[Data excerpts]
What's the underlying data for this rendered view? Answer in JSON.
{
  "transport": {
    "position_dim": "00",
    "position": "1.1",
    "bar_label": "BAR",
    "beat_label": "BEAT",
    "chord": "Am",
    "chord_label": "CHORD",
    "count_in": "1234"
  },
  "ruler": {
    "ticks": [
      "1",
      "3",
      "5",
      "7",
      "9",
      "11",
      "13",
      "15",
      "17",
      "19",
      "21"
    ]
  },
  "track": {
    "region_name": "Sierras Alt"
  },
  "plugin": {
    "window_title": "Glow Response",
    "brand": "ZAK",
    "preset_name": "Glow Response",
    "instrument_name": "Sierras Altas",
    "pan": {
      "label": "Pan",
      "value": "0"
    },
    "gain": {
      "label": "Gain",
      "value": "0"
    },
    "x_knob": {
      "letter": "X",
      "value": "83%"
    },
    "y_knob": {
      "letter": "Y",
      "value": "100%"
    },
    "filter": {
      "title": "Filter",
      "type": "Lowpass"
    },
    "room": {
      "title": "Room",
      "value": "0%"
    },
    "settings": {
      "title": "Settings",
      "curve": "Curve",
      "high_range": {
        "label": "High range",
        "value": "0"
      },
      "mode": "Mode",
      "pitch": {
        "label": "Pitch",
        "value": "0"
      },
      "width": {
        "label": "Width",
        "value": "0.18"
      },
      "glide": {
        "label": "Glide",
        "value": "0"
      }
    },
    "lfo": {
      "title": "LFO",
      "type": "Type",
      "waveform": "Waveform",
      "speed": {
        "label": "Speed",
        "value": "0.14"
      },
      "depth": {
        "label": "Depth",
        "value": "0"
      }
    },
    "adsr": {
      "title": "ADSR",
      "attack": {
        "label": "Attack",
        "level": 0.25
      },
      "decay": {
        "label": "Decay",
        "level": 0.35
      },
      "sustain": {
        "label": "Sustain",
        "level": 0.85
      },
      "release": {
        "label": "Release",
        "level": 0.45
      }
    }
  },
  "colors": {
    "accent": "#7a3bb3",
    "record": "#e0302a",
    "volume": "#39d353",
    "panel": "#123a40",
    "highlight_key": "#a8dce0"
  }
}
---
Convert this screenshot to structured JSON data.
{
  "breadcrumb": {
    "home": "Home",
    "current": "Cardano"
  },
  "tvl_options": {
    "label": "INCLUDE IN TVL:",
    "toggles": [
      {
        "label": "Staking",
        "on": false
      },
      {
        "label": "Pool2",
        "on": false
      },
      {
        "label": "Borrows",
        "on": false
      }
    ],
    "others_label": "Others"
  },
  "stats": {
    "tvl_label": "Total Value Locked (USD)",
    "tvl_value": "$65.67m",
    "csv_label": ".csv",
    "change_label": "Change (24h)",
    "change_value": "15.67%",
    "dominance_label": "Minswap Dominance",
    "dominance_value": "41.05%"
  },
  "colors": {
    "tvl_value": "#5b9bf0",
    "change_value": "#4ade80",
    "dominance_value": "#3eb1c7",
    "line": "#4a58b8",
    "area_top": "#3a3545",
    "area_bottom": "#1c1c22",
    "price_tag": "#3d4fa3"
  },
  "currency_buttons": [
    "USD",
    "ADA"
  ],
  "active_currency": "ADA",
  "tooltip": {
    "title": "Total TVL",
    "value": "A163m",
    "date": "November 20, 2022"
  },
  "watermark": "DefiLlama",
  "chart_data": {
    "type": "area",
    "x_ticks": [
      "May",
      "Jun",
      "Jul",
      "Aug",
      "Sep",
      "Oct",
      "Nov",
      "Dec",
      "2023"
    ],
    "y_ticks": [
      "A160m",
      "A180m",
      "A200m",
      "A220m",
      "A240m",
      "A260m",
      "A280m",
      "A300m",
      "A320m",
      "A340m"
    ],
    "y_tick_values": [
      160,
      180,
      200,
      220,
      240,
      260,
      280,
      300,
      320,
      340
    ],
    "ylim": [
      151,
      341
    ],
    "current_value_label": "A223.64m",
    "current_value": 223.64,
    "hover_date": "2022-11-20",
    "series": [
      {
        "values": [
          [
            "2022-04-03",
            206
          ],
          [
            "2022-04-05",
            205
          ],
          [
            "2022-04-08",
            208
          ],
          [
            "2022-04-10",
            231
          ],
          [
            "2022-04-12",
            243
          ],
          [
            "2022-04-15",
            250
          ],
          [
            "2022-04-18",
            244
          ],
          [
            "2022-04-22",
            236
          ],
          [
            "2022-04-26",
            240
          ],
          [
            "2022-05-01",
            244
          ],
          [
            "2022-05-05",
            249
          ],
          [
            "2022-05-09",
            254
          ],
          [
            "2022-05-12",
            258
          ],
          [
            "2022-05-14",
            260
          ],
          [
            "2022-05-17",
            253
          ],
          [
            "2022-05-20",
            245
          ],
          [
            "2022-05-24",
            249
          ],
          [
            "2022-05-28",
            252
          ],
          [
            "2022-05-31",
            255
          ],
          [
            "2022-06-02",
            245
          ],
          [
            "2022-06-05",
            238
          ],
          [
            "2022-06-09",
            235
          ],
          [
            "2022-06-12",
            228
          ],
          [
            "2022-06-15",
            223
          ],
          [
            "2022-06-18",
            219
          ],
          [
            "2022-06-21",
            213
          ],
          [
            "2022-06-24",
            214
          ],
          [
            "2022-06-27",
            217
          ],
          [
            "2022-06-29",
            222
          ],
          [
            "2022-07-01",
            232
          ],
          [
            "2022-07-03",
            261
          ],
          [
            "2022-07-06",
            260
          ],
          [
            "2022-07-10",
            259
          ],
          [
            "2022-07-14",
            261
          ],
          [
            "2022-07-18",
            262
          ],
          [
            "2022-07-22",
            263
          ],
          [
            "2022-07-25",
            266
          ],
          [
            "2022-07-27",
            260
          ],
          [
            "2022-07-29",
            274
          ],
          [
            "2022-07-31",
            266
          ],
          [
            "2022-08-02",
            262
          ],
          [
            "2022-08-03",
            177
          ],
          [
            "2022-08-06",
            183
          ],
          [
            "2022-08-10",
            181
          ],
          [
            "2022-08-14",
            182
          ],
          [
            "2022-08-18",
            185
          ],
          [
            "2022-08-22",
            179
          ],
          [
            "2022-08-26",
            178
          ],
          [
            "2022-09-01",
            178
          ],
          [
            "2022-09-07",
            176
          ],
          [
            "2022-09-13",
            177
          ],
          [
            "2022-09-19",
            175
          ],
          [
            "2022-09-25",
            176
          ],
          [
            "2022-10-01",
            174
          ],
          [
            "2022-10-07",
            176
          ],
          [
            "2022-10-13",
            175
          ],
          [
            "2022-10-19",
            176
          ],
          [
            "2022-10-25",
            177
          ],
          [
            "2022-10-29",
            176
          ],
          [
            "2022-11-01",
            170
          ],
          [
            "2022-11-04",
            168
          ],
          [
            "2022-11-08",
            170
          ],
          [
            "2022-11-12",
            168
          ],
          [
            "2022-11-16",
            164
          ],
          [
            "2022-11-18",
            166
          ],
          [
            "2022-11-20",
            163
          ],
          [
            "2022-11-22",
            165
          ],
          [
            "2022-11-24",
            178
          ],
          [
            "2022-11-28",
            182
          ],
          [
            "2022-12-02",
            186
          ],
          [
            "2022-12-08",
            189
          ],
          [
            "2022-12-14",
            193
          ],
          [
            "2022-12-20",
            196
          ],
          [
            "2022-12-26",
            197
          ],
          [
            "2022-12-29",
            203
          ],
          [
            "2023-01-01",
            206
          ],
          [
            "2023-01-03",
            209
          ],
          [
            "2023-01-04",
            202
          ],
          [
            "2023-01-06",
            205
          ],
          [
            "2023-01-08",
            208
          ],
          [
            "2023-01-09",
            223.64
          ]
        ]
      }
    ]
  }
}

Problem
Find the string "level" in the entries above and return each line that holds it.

Your solution
        "level": 0.25
        "level": 0.35
        "level": 0.85
        "level": 0.45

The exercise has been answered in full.